■ **Exercise requirements**:
Pull each line holding "chevron" out of the entries below.

Start of Provided records

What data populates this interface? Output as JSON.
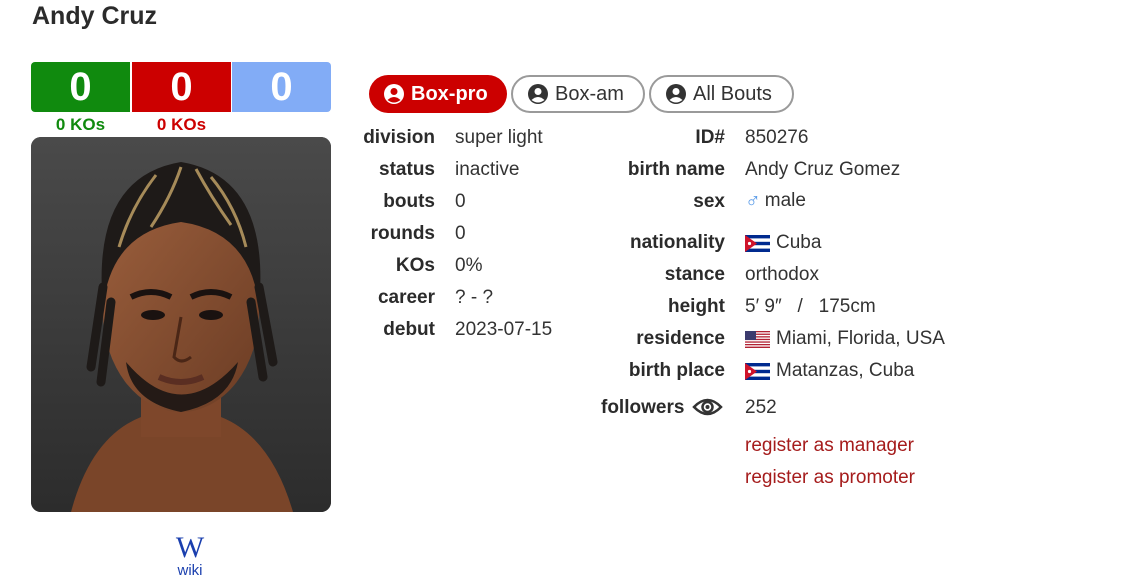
{
  "boxer": {
    "name": "Andy Cruz"
  },
  "record": {
    "wins": "0",
    "losses": "0",
    "draws": "0",
    "win_kos": "0 KOs",
    "loss_kos": "0 KOs"
  },
  "colors": {
    "win": "#108a0e",
    "loss": "#cc0000",
    "draw": "#82acf6",
    "link": "#a51c1c"
  },
  "tabs": [
    {
      "label": "Box-pro",
      "active": true,
      "icon": "user-circle-icon"
    },
    {
      "label": "Box-am",
      "active": false,
      "icon": "user-circle-icon"
    },
    {
      "label": "All Bouts",
      "active": false,
      "icon": "user-circle-icon"
    }
  ],
  "stats": {
    "division": {
      "label": "division",
      "value": "super light"
    },
    "status": {
      "label": "status",
      "value": "inactive"
    },
    "bouts": {
      "label": "bouts",
      "value": "0"
    },
    "rounds": {
      "label": "rounds",
      "value": "0"
    },
    "kos": {
      "label": "KOs",
      "value": "0%"
    },
    "career": {
      "label": "career",
      "value": "? - ?"
    },
    "debut": {
      "label": "debut",
      "value": "2023-07-15"
    }
  },
  "details": {
    "id": {
      "label": "ID#",
      "value": "850276"
    },
    "birth_name": {
      "label": "birth name",
      "value": "Andy Cruz Gomez"
    },
    "sex": {
      "label": "sex",
      "value": "male",
      "icon": "male-symbol-icon"
    },
    "nationality": {
      "label": "nationality",
      "value": "Cuba",
      "flag": "cuba-flag"
    },
    "stance": {
      "label": "stance",
      "value": "orthodox"
    },
    "height": {
      "label": "height",
      "value": "5′ 9″   /   175cm"
    },
    "residence": {
      "label": "residence",
      "value": "Miami, Florida, USA",
      "flag": "usa-flag"
    },
    "birth_place": {
      "label": "birth place",
      "value": "Matanzas, Cuba",
      "flag": "cuba-flag"
    },
    "followers": {
      "label": "followers",
      "value": "252",
      "icon": "eye-icon"
    }
  },
  "links": {
    "manager": "register as manager",
    "promoter": "register as promoter"
  },
  "wiki": {
    "glyph": "W",
    "label": "wiki"
  }
}
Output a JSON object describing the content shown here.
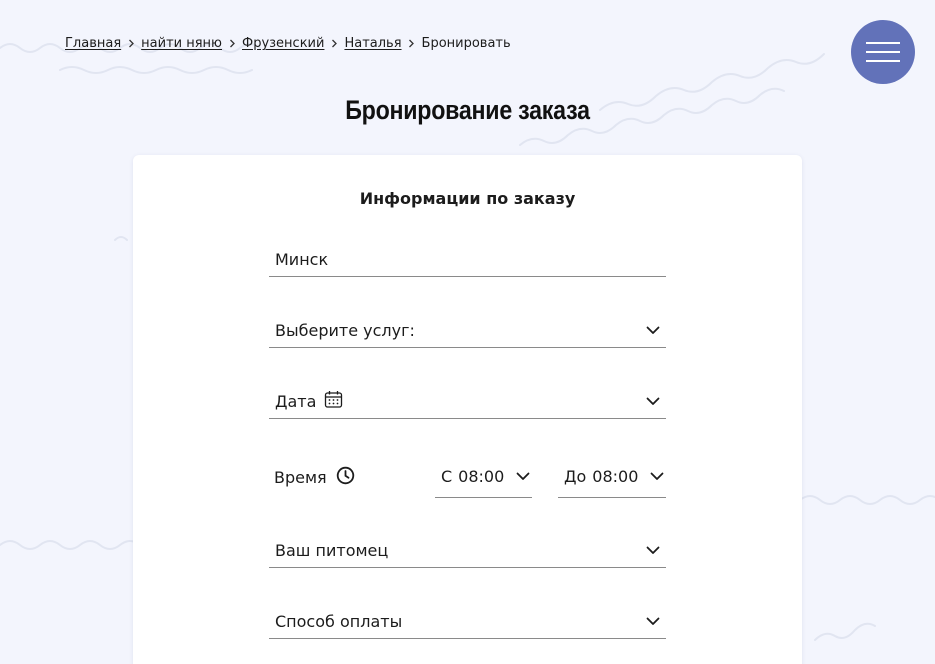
{
  "breadcrumb": {
    "items": [
      "Главная",
      "найти няню",
      "Фрузенский",
      "Наталья"
    ],
    "current": "Бронировать"
  },
  "page": {
    "title": "Бронирование заказа"
  },
  "form": {
    "title": "Информации по заказу",
    "city_value": "Минск",
    "service_placeholder": "Выберите услуг:",
    "date_label": "Дата",
    "time_label": "Время",
    "time_from_prefix": "С",
    "time_from_value": "08:00",
    "time_to_prefix": "До",
    "time_to_value": "08:00",
    "pet_placeholder": "Ваш питомец",
    "payment_placeholder": "Способ оплаты"
  },
  "icons": {
    "menu": "hamburger-icon",
    "calendar": "calendar-icon",
    "clock": "clock-icon",
    "chevron": "chevron-down-icon",
    "breadcrumb_separator": "chevron-right-icon"
  },
  "colors": {
    "background": "#f3f5fd",
    "accent": "#6272b9",
    "card": "#ffffff",
    "text": "#1c1c1c"
  }
}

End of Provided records

■ **Written response**:
    "chevron": "chevron-down-icon",
    "breadcrumb_separator": "chevron-right-icon"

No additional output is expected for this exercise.